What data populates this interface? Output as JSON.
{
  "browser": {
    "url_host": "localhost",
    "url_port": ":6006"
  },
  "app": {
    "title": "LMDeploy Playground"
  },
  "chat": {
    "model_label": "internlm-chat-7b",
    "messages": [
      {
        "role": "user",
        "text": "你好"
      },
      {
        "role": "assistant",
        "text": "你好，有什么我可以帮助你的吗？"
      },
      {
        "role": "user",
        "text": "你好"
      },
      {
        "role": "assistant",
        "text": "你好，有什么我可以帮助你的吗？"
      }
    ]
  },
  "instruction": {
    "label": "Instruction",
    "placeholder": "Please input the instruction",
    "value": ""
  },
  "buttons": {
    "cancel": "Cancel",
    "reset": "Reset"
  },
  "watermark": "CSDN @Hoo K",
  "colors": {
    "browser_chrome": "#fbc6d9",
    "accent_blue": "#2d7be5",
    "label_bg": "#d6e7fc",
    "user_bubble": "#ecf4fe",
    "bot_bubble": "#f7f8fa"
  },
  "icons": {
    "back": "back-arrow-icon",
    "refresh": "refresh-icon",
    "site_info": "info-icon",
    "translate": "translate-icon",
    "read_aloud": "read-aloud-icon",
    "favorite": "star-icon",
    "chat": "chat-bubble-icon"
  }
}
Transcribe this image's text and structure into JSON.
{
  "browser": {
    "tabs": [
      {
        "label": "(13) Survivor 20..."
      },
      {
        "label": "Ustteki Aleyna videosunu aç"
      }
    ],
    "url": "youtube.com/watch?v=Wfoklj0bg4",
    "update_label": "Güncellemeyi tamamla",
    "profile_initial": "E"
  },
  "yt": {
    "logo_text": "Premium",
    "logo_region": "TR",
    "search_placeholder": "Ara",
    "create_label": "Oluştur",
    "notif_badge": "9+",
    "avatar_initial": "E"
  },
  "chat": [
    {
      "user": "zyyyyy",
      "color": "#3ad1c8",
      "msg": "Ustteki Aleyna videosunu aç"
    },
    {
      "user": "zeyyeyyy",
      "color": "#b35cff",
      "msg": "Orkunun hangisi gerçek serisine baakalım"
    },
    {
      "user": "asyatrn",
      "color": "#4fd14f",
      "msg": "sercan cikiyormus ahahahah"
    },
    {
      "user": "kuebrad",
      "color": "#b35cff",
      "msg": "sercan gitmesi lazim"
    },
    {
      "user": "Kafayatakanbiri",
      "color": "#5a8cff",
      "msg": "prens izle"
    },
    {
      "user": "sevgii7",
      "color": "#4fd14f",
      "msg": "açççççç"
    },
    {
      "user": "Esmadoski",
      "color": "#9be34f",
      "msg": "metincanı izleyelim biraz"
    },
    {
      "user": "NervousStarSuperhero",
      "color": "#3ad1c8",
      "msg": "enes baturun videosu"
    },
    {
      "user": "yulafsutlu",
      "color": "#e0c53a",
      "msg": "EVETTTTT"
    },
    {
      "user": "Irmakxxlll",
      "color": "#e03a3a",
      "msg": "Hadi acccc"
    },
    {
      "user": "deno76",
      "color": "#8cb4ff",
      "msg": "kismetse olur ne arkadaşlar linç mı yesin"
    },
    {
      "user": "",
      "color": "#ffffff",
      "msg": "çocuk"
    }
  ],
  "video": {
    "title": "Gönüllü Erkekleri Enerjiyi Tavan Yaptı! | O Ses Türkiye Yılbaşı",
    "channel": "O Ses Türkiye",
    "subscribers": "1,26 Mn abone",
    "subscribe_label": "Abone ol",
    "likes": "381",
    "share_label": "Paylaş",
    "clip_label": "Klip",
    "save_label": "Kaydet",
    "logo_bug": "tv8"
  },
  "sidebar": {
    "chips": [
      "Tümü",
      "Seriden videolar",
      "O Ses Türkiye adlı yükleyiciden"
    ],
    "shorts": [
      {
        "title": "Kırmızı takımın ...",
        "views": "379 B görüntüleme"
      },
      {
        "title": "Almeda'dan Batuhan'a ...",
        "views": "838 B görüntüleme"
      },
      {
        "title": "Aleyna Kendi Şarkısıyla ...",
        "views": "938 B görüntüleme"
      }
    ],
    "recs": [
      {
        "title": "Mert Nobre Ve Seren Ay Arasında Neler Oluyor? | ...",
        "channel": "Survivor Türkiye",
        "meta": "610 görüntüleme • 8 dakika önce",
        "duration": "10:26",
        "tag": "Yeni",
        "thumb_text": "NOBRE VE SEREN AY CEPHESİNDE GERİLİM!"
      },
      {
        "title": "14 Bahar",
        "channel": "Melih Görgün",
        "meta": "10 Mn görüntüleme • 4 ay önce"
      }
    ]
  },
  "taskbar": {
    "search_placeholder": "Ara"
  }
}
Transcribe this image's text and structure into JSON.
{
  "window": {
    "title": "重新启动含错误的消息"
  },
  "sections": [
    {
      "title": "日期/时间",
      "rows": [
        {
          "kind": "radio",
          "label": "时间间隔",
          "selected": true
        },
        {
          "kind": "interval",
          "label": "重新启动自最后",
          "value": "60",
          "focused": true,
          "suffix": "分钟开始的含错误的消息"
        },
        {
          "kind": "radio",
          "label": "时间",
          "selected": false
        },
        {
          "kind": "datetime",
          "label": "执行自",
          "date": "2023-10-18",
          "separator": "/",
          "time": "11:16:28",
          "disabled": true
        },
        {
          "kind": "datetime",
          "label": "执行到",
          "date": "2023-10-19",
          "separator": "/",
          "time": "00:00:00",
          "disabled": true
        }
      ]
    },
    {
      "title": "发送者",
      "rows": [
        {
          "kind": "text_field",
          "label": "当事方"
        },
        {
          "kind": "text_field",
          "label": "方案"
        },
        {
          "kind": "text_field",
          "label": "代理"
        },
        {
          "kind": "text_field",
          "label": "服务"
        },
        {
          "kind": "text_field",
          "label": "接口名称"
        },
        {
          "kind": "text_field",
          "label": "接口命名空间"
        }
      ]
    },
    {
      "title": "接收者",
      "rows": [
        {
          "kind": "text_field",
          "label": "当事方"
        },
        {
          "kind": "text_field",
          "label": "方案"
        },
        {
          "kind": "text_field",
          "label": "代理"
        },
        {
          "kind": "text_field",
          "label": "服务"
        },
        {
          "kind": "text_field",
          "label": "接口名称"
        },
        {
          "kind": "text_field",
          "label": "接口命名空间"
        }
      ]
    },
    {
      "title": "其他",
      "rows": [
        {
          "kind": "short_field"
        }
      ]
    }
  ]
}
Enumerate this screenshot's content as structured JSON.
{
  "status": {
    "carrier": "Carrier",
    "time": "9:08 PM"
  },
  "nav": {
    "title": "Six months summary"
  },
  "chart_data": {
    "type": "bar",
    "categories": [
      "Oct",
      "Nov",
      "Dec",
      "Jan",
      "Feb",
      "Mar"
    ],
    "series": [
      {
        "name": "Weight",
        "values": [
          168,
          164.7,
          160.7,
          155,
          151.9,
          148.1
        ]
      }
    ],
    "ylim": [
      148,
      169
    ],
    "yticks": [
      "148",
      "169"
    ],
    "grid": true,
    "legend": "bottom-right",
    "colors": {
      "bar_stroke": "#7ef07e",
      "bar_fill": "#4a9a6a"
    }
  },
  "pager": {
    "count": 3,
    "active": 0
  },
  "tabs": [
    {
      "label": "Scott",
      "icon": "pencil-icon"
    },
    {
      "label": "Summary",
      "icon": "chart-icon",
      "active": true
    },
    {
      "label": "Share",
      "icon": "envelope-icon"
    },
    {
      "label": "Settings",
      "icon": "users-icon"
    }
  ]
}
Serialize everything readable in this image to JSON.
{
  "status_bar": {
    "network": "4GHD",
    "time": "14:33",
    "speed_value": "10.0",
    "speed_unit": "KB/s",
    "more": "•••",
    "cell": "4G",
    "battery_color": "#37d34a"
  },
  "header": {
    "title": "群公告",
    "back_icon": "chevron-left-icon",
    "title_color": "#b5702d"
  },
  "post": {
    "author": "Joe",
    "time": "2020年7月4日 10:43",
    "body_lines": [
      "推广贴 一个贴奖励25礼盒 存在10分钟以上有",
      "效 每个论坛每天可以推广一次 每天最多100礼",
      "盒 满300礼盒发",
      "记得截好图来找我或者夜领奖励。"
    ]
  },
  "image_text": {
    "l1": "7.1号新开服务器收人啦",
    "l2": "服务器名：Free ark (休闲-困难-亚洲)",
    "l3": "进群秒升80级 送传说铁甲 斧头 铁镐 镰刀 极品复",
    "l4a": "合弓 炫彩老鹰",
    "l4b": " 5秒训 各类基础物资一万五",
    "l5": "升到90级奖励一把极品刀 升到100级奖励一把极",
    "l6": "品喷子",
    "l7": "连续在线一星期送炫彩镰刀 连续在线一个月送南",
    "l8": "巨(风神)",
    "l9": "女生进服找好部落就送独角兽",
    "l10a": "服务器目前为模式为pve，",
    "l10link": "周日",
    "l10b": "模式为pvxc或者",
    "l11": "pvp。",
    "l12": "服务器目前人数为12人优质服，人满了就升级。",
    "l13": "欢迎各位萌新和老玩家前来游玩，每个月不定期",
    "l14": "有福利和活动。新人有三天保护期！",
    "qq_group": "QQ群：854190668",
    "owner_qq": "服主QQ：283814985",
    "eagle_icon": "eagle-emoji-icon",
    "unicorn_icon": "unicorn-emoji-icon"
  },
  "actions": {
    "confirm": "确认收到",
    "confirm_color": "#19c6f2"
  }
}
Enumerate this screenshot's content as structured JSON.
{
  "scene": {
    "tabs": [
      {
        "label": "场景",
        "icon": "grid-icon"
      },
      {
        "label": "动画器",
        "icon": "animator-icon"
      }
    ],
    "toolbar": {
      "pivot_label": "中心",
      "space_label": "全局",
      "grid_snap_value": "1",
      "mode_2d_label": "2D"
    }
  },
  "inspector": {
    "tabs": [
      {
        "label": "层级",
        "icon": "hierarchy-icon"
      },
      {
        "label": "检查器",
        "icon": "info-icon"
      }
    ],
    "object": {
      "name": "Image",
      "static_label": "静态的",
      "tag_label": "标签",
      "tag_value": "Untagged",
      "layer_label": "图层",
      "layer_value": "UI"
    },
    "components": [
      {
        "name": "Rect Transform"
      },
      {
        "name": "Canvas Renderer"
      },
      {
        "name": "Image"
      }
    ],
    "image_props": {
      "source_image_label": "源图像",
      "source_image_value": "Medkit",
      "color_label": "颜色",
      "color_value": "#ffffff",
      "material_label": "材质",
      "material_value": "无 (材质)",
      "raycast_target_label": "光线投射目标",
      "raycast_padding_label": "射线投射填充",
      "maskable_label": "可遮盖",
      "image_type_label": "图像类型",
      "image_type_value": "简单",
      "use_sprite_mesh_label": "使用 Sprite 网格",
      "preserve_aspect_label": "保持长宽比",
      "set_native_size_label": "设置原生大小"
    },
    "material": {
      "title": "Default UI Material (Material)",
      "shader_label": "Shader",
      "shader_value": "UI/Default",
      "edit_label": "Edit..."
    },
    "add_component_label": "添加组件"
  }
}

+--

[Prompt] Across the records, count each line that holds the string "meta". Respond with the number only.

[Solved exercise] 2